They define a good architecture as something you can do upfront that is light weight that helps you understand the significance of the decisions that you are going to make. It allows you to look at the system make judgments about what things you can differ and what things you should not differ. To be agile you must be fit. You must be standing on a firm foundation. Agile is about understanding what changes we can ignore. You cannot defer all important decisions. Later you will have a lot in place that you can’t do anything about it. A lot of things have to be pushed upfront. Understand the repercussions of a given decision. See the big picture, make a shared vision across the team and use it as a tentative foundation. Describe the things that really matter. Make the critical design decisions. Architecture is not something that lives in a document. It is not a blueprint. The design document is in the code. Architecture is a shared vision that builds on the knowledge of your people. It is about understanding the thing we need to build and how we will build it. It provides a foundation for team structure, a foundation for the GUI and reflects the system architecture.
According to the Oxford dictionary, the some definitions of agile include quick motion, nimble, active, or ready.

They discuss prioritizing and mention that you do not want everything to become significant. We need to know what to care about to reduce the significance of other decisions. Making hard decisions early makes easy decisions easier. Doing the easy ones 1st constrains you and makes the hard ones even harder.

Then they address big upfront design (BUFD), no upfront design (NUFD), and rough upfront design (RUFD) and suggest that there is tension between the levels of detail and a balance is required. The right amount of design depends on the size of the domain and the recommend 1 or 2 weeks.
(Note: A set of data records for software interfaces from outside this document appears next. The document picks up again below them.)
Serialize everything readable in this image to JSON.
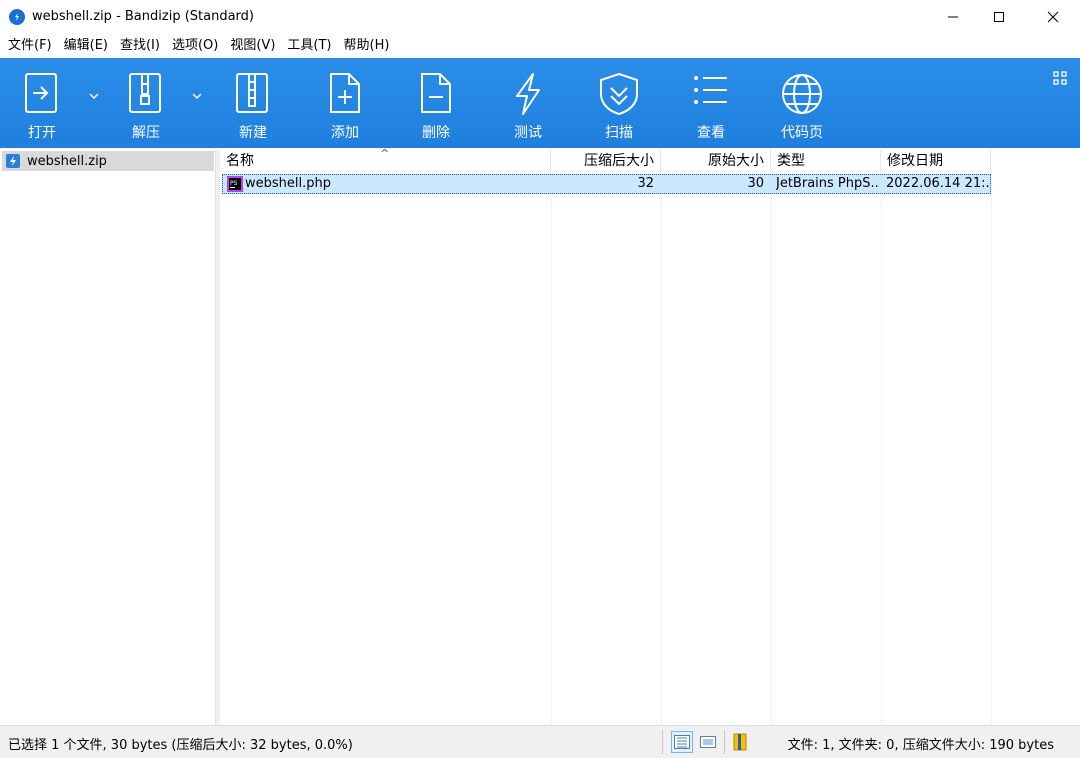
{
  "window": {
    "title": "webshell.zip - Bandizip (Standard)"
  },
  "menu": [
    {
      "label": "文件(F)"
    },
    {
      "label": "编辑(E)"
    },
    {
      "label": "查找(I)"
    },
    {
      "label": "选项(O)"
    },
    {
      "label": "视图(V)"
    },
    {
      "label": "工具(T)"
    },
    {
      "label": "帮助(H)"
    }
  ],
  "toolbar": {
    "open": "打开",
    "extract": "解压",
    "new": "新建",
    "add": "添加",
    "delete": "删除",
    "test": "测试",
    "scan": "扫描",
    "view": "查看",
    "codepage": "代码页"
  },
  "tree": {
    "root": "webshell.zip"
  },
  "columns": {
    "name": "名称",
    "packed": "压缩后大小",
    "original": "原始大小",
    "type": "类型",
    "modified": "修改日期"
  },
  "files": [
    {
      "name": "webshell.php",
      "packed": "32",
      "original": "30",
      "type": "JetBrains PhpS...",
      "modified": "2022.06.14 21:..."
    }
  ],
  "status": {
    "selection": "已选择 1 个文件, 30 bytes (压缩后大小: 32 bytes, 0.0%)",
    "summary": "文件: 1, 文件夹: 0, 压缩文件大小: 190 bytes"
  },
  "colors": {
    "toolbar": "#1f7fde",
    "selection": "#cce8ff"
  }
}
If using Scrum, then have a single Sprint that delivers the architecture as abstract classes.

They wrap up by illustrating what happens if you start immediately without any design and how if you don’t pay now you will end up paying a lot later. They stress on trying to figure out what is critical and what is not critical and spending time on the critical upfront.

This presentation is available on InfoQ at